As a manufacturer, my influence is in taking these communities into my supply chain, providing them access to markets they would otherwise be unable to reach. The communities I’ve engaged with are piña weavers from Aklan, indigenous Bagobo women residing around Mt. Apo, Davao, and langkit weavers from Marawi, Lanao del Sur.

Other designers, like my friend Zarah Juan, work intimately with communities in producing truly artisanal, one-of-a-kind pieces. You can see more of GREAT Women products in our showroom in Tesoros Bldg. along A. Arnaiz Ave., Makati City.

What is your biggest challenge or frustration as an entrepreneur?

Being able to work sustainably is a challenge and remembering to care for one’s self physically. There are so many promising ideas I want to help kick-off and enable. Often I say “I wish there were more than 24 hours in a day” or “I wish there were 10 of me” so I can do all these wonderful things.

Luckily, my BPW Makati Lean In Circle has helped me in actually getting things done. Since the beginning of 2017, a group of us (consisting of home-based moms, professionals, and entrepreneurs) have been meeting consistently every 4th Wednesday of the month. We work on developing our shared goals and tackle different challenges. By supporting each other we become more connected, confident, and empowered.

Where do you see your business in the next 10 years?

I don’t see myself staying in the same business.
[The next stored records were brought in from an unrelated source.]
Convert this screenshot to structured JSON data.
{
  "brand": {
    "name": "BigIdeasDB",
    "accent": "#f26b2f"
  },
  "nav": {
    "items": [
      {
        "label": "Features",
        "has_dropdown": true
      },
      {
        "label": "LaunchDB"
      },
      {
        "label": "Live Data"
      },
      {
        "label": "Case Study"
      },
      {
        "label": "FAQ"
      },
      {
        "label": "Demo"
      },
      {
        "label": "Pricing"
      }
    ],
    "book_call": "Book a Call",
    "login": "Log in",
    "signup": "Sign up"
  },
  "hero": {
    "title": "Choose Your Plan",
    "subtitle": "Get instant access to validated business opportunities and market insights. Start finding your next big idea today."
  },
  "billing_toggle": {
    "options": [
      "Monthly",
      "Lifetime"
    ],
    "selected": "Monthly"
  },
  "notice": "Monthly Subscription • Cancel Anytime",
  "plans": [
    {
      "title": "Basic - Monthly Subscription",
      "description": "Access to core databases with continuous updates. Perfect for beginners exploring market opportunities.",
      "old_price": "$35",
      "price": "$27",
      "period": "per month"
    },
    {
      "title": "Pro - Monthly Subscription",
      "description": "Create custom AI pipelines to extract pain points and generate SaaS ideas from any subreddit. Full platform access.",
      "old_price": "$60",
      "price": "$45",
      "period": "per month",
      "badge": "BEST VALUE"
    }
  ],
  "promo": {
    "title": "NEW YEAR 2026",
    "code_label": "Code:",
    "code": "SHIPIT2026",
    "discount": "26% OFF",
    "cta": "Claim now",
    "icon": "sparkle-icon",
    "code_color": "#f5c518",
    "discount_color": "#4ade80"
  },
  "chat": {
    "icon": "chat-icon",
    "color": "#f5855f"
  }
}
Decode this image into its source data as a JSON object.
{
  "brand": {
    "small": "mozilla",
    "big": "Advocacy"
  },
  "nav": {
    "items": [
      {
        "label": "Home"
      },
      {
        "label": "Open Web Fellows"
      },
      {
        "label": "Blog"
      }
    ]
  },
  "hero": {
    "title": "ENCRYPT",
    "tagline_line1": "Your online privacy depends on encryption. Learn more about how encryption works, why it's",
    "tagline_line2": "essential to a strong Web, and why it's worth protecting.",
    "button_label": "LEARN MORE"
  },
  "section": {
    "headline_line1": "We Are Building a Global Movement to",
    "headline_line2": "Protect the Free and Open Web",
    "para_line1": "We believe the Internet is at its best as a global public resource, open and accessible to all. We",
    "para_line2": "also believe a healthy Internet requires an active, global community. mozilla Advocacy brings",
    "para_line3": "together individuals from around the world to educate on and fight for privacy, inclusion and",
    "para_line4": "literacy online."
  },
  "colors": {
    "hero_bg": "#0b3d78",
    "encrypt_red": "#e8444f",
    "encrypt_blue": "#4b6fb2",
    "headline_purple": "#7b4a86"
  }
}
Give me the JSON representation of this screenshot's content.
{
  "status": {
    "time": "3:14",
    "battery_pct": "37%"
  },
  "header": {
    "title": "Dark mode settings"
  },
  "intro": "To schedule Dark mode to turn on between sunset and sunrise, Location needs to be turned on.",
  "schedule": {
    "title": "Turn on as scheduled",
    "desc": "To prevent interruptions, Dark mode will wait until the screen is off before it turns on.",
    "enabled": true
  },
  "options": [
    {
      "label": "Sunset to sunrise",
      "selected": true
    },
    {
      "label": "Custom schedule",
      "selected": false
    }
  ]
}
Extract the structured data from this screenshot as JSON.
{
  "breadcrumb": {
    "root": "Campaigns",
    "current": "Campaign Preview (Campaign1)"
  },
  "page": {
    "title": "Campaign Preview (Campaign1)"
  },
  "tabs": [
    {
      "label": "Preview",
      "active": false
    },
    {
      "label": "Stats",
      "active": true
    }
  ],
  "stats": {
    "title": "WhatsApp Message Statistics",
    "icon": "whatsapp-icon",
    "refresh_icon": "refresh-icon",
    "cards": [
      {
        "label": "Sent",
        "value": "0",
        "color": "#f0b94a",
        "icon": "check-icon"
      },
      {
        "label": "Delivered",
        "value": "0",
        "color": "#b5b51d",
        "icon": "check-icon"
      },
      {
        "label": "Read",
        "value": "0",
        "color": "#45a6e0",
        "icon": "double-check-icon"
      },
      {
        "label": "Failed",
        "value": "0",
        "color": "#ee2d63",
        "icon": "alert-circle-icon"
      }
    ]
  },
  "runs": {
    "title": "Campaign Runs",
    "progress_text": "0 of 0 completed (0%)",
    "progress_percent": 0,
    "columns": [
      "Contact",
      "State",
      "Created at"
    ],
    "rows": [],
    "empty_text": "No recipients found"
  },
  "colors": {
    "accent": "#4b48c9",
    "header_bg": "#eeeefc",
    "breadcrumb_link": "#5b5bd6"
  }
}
Yes, I dream to see my manufacturing company becoming a well-oiled machine so that I can move onto my next career. It could be in policy, technology, training … the possibilities are endless.

I have three goals for my company right now, which I’m working to achieve in the next three to five years:

Sustainability: To ensure our company can continue to provide work to people and help them improve their quality of life; to contribute to the 2030 Sustainability Development Goals.

Innovation: To allow our company to produce and develop quality products customers need/look for.

Resilience: To make it easy for our company to transform when customers’ needs change.

As for BPW-Makati, I hope that we create a culture of women empowering women, and women aspiring for greater things for themselves and the communities in which they belong.

Camille Escudero is a leader in both innovation and advocacy from developing Lily of the Valley to creating spaces where women can incite positive change among each other. She exemplifies a woman blazing new trails and actively championing the empowerment of women.

We are the leaders, activists, innovators and visionaries – whether in the public eye or behind the scenes – who are revolutionising the way people think and live. We are #ConnectedWomen.

Join #ConnectedWomen on Facebook


Check out Business & Professional Women Makati and Camille’s Lily of the Valley.

Did you enjoy this post? Please share!
  • 3
Gina Romero

Gina Romero is a community builder who harnesses technology to drive the success of women entrepreneurs. Working with corporate partners, local organisations and government agencies, Gina creates initiatives that strengthen the regional startup and SME ecosystem. She is the Founder of Connected Women.

Read Gina's recent interview on 'How One Woman Is Bringing Opportunity To More Women In Southeast Asia'.

Edited by: Nedda Chaplin, Image credit: Camille R. Escudero

  • 3
No Comments

Sorry, the comment form is closed at this time.